[[ Records, beginning ]]

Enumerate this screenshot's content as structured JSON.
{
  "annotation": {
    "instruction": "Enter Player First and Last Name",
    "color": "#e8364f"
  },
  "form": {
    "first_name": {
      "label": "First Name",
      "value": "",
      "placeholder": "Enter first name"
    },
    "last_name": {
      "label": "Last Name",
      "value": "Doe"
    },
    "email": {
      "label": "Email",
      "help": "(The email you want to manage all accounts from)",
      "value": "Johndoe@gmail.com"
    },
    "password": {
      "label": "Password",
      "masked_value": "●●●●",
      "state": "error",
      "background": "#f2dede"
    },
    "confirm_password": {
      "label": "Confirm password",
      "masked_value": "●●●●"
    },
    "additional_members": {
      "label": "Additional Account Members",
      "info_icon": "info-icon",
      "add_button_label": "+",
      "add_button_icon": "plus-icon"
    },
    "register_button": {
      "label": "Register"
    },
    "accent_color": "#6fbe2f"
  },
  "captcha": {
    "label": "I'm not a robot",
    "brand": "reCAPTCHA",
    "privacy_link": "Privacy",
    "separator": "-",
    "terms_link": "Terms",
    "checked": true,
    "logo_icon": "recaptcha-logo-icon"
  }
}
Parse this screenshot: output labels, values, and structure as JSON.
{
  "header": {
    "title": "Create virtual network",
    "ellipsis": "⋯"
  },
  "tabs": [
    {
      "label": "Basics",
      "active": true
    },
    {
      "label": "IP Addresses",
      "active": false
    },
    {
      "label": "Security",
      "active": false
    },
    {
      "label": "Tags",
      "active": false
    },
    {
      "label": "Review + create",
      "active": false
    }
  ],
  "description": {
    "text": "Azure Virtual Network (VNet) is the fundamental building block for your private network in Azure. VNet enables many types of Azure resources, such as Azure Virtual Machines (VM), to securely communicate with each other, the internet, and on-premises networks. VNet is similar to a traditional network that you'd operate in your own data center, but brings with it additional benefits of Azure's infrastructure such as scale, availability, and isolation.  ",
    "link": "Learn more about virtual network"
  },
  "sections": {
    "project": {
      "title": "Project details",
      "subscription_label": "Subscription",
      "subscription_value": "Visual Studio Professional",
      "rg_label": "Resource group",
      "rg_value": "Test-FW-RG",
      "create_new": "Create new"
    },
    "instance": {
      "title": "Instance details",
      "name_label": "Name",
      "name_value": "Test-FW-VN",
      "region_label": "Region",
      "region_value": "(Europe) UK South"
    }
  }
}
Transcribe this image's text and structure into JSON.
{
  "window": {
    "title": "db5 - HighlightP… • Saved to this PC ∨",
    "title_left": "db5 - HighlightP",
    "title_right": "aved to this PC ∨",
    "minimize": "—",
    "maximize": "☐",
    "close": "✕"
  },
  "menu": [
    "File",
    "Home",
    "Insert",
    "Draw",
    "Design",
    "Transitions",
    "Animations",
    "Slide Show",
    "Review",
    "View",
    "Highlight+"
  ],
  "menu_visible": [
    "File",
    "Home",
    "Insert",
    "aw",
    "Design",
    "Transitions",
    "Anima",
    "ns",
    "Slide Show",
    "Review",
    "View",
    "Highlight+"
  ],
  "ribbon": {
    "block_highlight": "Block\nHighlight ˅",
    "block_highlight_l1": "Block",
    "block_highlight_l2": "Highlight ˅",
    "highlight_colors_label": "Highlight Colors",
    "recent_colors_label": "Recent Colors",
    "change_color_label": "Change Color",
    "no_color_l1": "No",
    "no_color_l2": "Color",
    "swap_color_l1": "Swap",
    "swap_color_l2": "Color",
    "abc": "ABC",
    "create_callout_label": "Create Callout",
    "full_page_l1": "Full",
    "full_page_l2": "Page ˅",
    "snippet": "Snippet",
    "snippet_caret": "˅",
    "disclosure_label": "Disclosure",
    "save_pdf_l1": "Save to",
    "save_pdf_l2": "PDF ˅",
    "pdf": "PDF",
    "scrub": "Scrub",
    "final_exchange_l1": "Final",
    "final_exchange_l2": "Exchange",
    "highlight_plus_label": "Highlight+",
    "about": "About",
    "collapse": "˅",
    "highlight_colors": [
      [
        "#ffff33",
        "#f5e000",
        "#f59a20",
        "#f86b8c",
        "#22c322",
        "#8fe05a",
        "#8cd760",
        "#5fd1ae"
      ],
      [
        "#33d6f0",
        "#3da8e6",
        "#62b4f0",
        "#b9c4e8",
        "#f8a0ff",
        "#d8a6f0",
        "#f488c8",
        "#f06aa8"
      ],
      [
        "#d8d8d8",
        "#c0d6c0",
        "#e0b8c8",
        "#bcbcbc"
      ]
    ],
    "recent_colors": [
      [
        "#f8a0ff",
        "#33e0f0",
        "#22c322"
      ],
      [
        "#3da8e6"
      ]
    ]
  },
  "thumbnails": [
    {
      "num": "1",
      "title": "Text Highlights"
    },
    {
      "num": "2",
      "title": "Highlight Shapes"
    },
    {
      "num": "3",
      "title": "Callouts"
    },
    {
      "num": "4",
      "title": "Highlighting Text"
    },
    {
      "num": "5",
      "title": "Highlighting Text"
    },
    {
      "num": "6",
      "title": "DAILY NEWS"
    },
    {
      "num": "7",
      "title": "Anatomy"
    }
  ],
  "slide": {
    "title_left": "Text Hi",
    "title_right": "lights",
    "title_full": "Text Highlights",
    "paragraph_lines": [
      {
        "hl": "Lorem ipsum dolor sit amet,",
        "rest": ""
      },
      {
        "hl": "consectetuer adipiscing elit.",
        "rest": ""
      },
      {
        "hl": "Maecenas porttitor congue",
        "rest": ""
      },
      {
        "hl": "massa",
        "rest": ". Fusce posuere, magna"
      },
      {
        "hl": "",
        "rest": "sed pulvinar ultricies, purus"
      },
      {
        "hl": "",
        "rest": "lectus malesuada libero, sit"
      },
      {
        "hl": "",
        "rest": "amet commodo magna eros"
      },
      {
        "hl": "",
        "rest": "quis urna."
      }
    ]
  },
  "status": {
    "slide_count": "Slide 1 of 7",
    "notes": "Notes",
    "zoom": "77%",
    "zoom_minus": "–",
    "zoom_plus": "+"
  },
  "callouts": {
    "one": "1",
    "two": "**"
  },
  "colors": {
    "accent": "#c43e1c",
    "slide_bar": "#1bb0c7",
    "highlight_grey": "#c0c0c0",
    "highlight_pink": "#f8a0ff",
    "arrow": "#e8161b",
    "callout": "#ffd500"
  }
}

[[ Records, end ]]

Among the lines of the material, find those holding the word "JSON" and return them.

Enumerate this screenshot's content as structured JSON.
Parse this screenshot: output labels, values, and structure as JSON.
Transcribe this image's text and structure into JSON.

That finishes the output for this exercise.